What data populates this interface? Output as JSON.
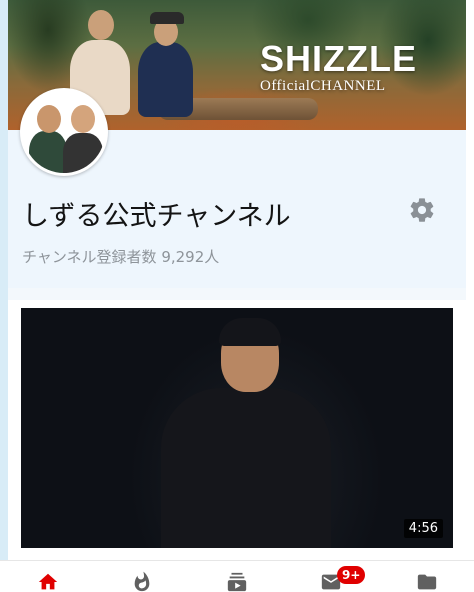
{
  "banner": {
    "title": "SHIZZLE",
    "subtitle": "OfficialCHANNEL"
  },
  "channel": {
    "name": "しずる公式チャンネル",
    "subscribers": "チャンネル登録者数 9,292人"
  },
  "video": {
    "duration": "4:56"
  },
  "bottom_nav": {
    "items": [
      {
        "icon": "home-icon",
        "active": true
      },
      {
        "icon": "trending-icon",
        "active": false
      },
      {
        "icon": "subscriptions-icon",
        "active": false
      },
      {
        "icon": "inbox-icon",
        "active": false,
        "badge": "9+"
      },
      {
        "icon": "library-icon",
        "active": false
      }
    ]
  },
  "colors": {
    "accent": "#e00000",
    "icon_gray": "#606060",
    "channel_bg": "#eef6fd"
  }
}
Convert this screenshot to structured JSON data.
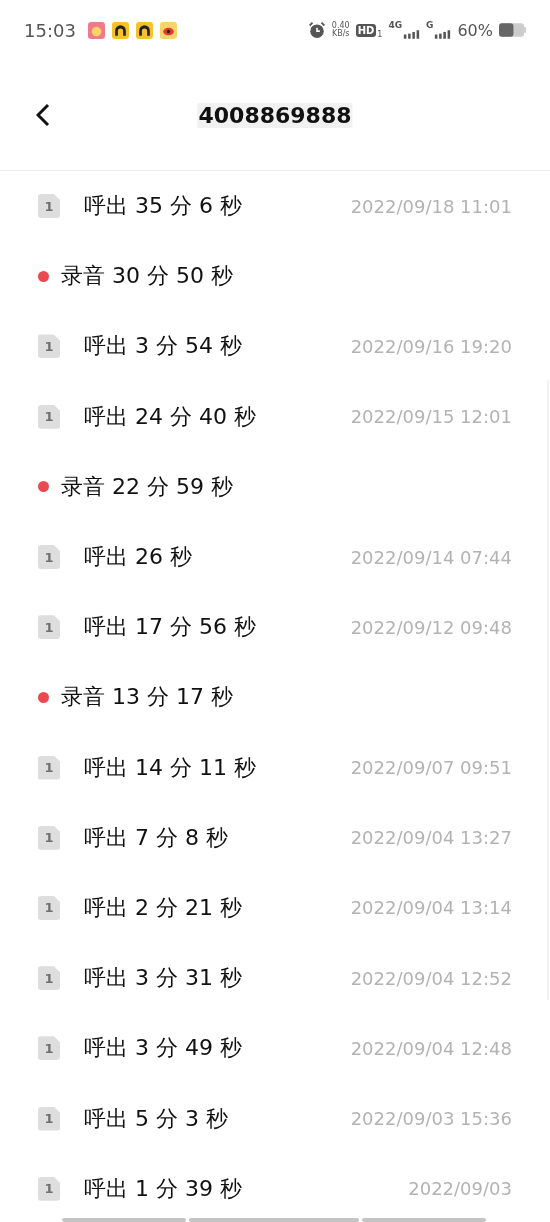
{
  "status_bar": {
    "time": "15:03",
    "speed_value": "0.40",
    "speed_unit": "KB/s",
    "hd": "HD",
    "hd_sim": "1",
    "network_1": "4G",
    "network_2": "G",
    "battery": "60%"
  },
  "header": {
    "title": "4008869888"
  },
  "records": [
    {
      "kind": "call",
      "sim": "1",
      "label": "呼出 35 分 6 秒",
      "date": "2022/09/18 11:01"
    },
    {
      "kind": "recording",
      "label": "录音 30 分 50 秒"
    },
    {
      "kind": "call",
      "sim": "1",
      "label": "呼出 3 分 54 秒",
      "date": "2022/09/16 19:20"
    },
    {
      "kind": "call",
      "sim": "1",
      "label": "呼出 24 分 40 秒",
      "date": "2022/09/15 12:01"
    },
    {
      "kind": "recording",
      "label": "录音 22 分 59 秒"
    },
    {
      "kind": "call",
      "sim": "1",
      "label": "呼出 26 秒",
      "date": "2022/09/14 07:44"
    },
    {
      "kind": "call",
      "sim": "1",
      "label": "呼出 17 分 56 秒",
      "date": "2022/09/12 09:48"
    },
    {
      "kind": "recording",
      "label": "录音 13 分 17 秒"
    },
    {
      "kind": "call",
      "sim": "1",
      "label": "呼出 14 分 11 秒",
      "date": "2022/09/07 09:51"
    },
    {
      "kind": "call",
      "sim": "1",
      "label": "呼出 7 分 8 秒",
      "date": "2022/09/04 13:27"
    },
    {
      "kind": "call",
      "sim": "1",
      "label": "呼出 2 分 21 秒",
      "date": "2022/09/04 13:14"
    },
    {
      "kind": "call",
      "sim": "1",
      "label": "呼出 3 分 31 秒",
      "date": "2022/09/04 12:52"
    },
    {
      "kind": "call",
      "sim": "1",
      "label": "呼出 3 分 49 秒",
      "date": "2022/09/04 12:48"
    },
    {
      "kind": "call",
      "sim": "1",
      "label": "呼出 5 分 3 秒",
      "date": "2022/09/03 15:36"
    },
    {
      "kind": "call",
      "sim": "1",
      "label": "呼出 1 分 39 秒",
      "date": "2022/09/03"
    }
  ]
}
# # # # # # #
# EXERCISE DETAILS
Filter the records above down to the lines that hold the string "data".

# SOLVED PROBLEM
What data populates this interface? Output as JSON.
Convert this screenshot to structured JSON data.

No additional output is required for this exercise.